In case you failed to notice, a revolution has just happened. It happened in Britain but its after-effects will be felt globally. It started out rather trivially – the sort of stuff that you would normally expect to be gossip today and forgotten tomorrow. It was the story of a philandering footballer’s ex-marital relationship with a Reality TV star. About as banal as you can get – or so you might think.
That all changed when the footballer decided to take legal action to prevent the story being printed in the British newspapers. The newspapers were told that they could only identify the footballer using the (apparently meaningless) initials, CTB. In theory, ordinary members of the British public were also covered by the gagging order. But many of them took no notice and pretty soon tens of thousands of tweets identified the footballer as Ryan Giggs. This widespread public disobedience caused some confusion in the British legal profession. If so many tweeters were ignoring the law, what was to be done?

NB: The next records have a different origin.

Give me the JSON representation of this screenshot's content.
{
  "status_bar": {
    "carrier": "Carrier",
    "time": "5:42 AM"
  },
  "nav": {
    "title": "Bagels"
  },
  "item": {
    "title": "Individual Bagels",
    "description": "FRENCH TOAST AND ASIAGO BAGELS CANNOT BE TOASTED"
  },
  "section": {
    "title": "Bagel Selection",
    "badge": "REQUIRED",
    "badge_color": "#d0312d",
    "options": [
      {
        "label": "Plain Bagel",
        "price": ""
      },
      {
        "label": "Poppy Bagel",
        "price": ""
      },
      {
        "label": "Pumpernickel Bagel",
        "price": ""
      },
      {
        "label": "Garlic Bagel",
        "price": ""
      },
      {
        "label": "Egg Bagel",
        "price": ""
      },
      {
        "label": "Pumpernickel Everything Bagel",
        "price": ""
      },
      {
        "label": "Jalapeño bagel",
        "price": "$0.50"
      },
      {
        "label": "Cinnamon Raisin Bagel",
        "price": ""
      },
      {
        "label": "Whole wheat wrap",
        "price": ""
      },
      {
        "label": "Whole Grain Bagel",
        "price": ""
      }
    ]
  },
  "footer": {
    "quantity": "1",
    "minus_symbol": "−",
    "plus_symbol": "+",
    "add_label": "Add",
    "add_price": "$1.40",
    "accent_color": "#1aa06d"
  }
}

Probably the most stupid thing that could possibly be done was to try to take legal action against Twitter itself. And that, indeed, is what Giggs’s legal team did next. They wanted to take on the American-based Twitter using British law. It was obviously never going to work. There was even serious discussion of the possibility of taking legal action against the 30,000 Twitter users (that number was rapidly to increase) who had revealed Giggs’s idenity.
If this idea was not already comically absurd, it became even more ludicrous after a Scottish newspaper (not covered by the English injunction, apparently) printed a full-page picture of Giggs on the front page with the word ‘censored’ stamped over his eyes (see above). By now, Giggs’s affair was known by ordinary people the length and breath of Britain and much further afield. For example, this was the view from Taiwan...
By now only the English newspapers and broadcasters were still referring to Giggs as the “unnamed footballer”. Everybody knew who they were talking about but the newspapers weren’t allowed to use his name. Until, finally, on the afternoon of the 23rd of May, 2011, a Liberal-Democrat MP, John Hemming, named Giggs in Parliament. It is an odd quirk of British law that MPs are free to say in Parliament what you or I (or indeed they) would be prosecuted for saying outside of Parliament.
John Hemming said: "With about 75,000 people having named Ryan Giggs on Twitter it is obviously impracticable to imprison them all.”
Once an MP says something in Parliament, the British Press are free to report what he says. So, by the end of the day, even the BBC was stating that the (alleged) secret love-rat footballer was none other than Ryan Giggs. Ironically, the affair which he had taken so much effort (and paid so much money!) to keep a secret had become the best-known affair in Britain.
The attitude of the British judiciary to the problems posed by Twitter has been one of the most fascinating aspects of this case. A few hours prior to Giggs’s name being revealed in Parliament, the High Court judge Mr Justice Eady rejected an application from The Sun newspaper to be allowed to name Giggs. The Sun had claimed that his identity was already so widely known that attempting to keep it secret any longer was “futile”. Mr Justice Eady was not of that opinion, saying: “It is fairly obvious that wall-to-wall excoriation in national newspapers is likely to be significantly more intrusive and distressing for those concerned than the availability of information on the internet.”
A couple of days ago, on BBC Radio I heard a similar view from a lawyer who seemed to think that relatively few people got their news via the Internet, those who did tended not to believe it and, as for Twitter, well, whatever that was, it was pretty insignificant.
I think by now even members of the UK Judiciary must be waking up to the fact that the Internet is a far more powerful medium of communication than any of the long-established newspapers which they may happen to read on their way to work. The Giggs affair may have started trivially but it has now become a powerful symbol of the changed world in which we live. Twitter, Facebook, Forums and Blogs may have been a potent factor in the uprisings we’ve seen in Middle Eastern countries this year. But they are also bringing about significant (if less obviously dramatic) changes to the way in which Western democracies operate. Like it or loathe it, the judges, journalists and celebrity philanderers are going to have to learn to live with it.